Interim Energy and Mines minister Ing Khiet said the new Cambodian government would
review oil and gas exploration contracts signed by the former Phnom Penh-based administration.
"We must respect the national interest of the Cambodian people and obviously
energy is going to be a very important sector in the future of Cambodia," he
The former Hun Sen-led regime awarded contracts to five foreign companies to explore
zones off Cambodia's southern coast.
Industry insiders said any review of the contracts is likely to focus on Maritime,
a consortium which groups Marimex and Technitrade International, two Dutch companies
backed with Romanian government money. Maritime was awarded two offshore blocks and
one onshore zone last December but has yet to begin work.
Questions have been raised about Maritime since it specified itself as a transport
company in its contract and opted for an onshore block deep in Khmer Rouge territory
in the northwest of the country.
Maritime has yet to open a representative office in Cambodia and could not be contacted.
Khiet, who is expected to retain control of the energy portfolio when a constitutional
government assumes power on Sept. 15, declined to single out any of the existing
The former Phnom Penh government also awarded contracts to two consortiums led by
UK-based firms Premier Oil and Enterprise Oil, and another to Campex which is headed
by the Japanese National Oil Co. A fifth contract was awarded to Hungary's Nawa Oil
in a deal widely viewed as a political arrangement between the former communist leaders
of the two countries. The offshore block is being re-offered after Nawa failed to
meet contractual deadlines to begin exploratory work.
Campex and Enterprise officials said they would welcome a review of their contracts
and were prepared to sit down and discuss the deals with the new government.

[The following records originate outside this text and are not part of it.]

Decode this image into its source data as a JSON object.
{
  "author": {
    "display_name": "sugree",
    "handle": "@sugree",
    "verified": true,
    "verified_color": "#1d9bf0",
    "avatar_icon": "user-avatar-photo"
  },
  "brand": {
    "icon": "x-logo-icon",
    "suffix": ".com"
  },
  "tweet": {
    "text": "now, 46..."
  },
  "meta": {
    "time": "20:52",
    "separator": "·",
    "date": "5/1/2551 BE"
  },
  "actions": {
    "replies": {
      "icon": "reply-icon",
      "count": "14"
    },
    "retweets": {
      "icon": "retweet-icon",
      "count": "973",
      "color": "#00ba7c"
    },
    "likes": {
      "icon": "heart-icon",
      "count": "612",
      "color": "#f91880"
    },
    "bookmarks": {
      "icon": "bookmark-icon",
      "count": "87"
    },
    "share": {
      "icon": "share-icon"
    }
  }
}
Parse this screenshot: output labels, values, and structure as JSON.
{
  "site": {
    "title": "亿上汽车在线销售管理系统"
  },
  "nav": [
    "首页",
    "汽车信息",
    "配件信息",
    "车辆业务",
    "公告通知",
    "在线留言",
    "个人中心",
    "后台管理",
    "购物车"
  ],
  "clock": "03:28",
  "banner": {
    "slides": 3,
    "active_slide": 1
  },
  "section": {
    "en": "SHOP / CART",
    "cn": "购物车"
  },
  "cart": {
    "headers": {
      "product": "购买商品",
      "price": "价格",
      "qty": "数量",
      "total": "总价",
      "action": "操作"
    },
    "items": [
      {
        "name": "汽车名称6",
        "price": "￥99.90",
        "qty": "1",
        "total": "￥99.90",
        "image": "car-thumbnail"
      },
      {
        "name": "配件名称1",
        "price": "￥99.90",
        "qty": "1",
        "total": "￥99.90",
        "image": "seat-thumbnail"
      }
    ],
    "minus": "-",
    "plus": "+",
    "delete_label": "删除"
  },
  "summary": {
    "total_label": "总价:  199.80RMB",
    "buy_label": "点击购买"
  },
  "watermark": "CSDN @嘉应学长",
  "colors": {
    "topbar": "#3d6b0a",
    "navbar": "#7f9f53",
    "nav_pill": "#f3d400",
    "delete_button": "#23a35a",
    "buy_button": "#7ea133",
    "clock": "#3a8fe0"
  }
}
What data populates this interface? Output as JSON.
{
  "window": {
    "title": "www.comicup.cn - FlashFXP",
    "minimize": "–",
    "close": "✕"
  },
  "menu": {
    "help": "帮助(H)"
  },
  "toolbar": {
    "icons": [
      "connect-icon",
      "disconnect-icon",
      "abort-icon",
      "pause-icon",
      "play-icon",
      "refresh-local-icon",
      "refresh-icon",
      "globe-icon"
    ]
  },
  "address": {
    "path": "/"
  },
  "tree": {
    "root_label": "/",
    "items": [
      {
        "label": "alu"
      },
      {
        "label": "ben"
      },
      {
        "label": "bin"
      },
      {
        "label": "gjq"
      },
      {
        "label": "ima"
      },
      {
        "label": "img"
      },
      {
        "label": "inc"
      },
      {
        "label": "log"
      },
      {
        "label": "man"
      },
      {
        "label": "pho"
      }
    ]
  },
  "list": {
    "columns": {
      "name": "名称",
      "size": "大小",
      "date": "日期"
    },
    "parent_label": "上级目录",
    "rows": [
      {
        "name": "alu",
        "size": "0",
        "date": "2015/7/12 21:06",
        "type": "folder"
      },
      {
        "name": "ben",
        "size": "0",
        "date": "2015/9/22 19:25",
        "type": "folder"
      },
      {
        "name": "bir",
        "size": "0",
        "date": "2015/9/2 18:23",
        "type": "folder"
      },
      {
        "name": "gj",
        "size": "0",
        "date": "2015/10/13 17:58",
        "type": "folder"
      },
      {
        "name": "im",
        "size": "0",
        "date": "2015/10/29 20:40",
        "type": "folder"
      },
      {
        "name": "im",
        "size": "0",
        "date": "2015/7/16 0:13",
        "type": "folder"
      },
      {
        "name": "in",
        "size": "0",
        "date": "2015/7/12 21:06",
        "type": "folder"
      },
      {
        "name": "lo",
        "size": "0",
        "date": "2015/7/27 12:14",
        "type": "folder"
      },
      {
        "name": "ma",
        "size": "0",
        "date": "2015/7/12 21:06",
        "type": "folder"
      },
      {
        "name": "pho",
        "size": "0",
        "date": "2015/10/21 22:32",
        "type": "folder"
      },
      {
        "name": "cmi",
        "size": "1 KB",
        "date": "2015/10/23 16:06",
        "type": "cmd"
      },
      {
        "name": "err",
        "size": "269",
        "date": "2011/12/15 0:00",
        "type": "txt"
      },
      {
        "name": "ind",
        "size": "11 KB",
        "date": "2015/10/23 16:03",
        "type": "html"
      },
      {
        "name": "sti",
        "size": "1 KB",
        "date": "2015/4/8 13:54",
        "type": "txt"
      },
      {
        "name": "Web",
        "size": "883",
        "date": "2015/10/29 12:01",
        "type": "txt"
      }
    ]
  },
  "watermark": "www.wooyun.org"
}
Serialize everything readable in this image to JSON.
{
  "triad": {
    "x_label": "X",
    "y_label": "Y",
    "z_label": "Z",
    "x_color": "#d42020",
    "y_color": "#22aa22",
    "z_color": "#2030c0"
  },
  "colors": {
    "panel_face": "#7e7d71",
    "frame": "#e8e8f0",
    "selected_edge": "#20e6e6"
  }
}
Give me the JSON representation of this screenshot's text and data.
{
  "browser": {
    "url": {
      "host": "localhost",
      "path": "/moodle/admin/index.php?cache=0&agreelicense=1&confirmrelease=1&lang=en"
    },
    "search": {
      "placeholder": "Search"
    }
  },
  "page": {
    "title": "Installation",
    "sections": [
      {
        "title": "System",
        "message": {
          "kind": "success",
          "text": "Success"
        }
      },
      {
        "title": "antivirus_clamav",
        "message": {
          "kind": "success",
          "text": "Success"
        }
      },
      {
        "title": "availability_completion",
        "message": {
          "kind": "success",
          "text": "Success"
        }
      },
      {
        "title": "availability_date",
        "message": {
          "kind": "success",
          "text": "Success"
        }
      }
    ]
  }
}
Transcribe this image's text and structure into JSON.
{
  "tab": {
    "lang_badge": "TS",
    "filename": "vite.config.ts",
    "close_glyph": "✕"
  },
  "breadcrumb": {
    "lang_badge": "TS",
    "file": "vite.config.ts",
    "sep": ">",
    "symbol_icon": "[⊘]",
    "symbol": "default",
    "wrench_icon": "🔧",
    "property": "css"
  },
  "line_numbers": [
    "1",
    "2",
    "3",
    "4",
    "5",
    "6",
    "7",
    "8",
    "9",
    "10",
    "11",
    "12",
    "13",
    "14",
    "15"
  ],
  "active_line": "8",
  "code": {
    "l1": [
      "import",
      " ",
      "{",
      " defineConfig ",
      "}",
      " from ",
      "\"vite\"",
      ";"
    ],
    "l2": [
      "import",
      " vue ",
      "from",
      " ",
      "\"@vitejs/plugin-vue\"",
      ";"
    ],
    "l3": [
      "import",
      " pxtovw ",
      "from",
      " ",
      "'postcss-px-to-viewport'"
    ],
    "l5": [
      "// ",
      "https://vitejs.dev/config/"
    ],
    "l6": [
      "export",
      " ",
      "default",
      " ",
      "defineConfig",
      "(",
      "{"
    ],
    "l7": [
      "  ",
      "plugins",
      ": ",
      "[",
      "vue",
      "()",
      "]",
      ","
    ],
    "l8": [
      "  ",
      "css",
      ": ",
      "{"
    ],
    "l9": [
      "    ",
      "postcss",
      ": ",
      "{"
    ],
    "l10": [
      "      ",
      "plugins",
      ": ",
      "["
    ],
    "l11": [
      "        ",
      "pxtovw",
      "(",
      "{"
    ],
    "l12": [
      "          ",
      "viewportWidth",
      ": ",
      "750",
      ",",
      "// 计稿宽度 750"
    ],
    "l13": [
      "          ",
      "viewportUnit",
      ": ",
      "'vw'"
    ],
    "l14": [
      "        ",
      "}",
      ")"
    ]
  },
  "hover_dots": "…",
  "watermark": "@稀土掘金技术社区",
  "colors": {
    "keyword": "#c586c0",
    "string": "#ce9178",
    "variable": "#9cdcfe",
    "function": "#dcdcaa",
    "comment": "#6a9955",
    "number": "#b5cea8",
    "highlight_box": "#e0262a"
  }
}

"We have absolutely no problem with an examination of our contracts because
we believe they will stand the closest scrutiny because they are based on international
norms," said Barry Rogers, General Manager of Enterprise Oil in Cambodia. Premier
Oil is based in Singapore.
Khiet said that since FUNCINPEC won May's general electio, there had been renewed
interest in the on-shore zones.
Before the election, the centerpiece of a $2 billion international effort to bring
peace to war-ravaged Cambodia, security concerns had scared off prospective investors.
To date, no seismic line, geomagnetic or gravity surveys of any meaningful size have
been undertaken on the shore zones.
"We shall proceed very soon with the onshore zones. We have several companies
that are interested but I cannot name them," Khiet said.
The minister said the new government would also seek to redraw the boundaries for
zones which overlap Cambodia's landmark and ecologically pivotal Tonle Sap lake.
"We want to avoid the possibility of an accident during drilling. An oil spill
on the Great Lake would be devastating, it would wipe out fish stocks and devastate
the environment of the whole country," he said.
Campex general Manager Seiji Ikeda, said his company expected to spud their first
exploratory well on December1 and said the would know the results within three monts.
Rogers said Enterprise would follow within weeks adding the company had so far been
"very favourabley impressed by geo physical studies" already made.
"Our initial assesment was that there was slightly more chanve of finding gas
than oil but today I would say it is about 50-50," he said
Only three previous wells have been sunk in the continental shelf off Cambodia, back
in the early 70s by Elf and Esso. Those wells were drilled on regional highs along
the Cambodian shelf. Oil experts said new data drawing on comparisons with the geology
of the neigboring Pattani basin in Thai waters suggested the early attempts had been
Khiet, who was a member of Prince Sihanouk's cabinet in the early 60s said the government
would also consider granting tax concessions on the importation of equipment used
for exploratory work. The issue has been a source of dispute between the foreign
oil firms and the government since they began work in Cambodia in 1991.
"If they find oil they will have to pay tax before they sell it so I suppose
we can recuperate our revenue then," he said.
Khiet predicted Cambodia would have a huge demand for oil and oil products in the
coming decades as it attempts to rebuild itself after decades of war. He singled
out asphalt which will be needed in huge quantities to repair some 4,000 kilometers
of ruined roads.
"We will be looking to our neighbors to help, particularly Thailand, Malaysia
and Indonesia. Hopefully they will offer us friendship prices," he said.
Cambodia's oil potential remains for the most part unknown and its offshore fields
unexplored, but this has not stopped politicians and government officials in the
past from making grandiose claims about what an oil discovery could do for the country.
Dr. Long Bora, who led the unsuccessful Cambodia Free Independent Party in the election
had promised voters he would turn Cambodia into a second Kuwait, and painted a picture
of a future where the population could give up farming and live off state oil revenues.
Experts say he may have been overstating the case.
"There is a tremendous misconception about what oil and gas can do for an economy,"
said Rogers citing a study by the East West Institute in Hawaii which calculated
potential future revenues to the governemt might by worth U.S. $175 million a year.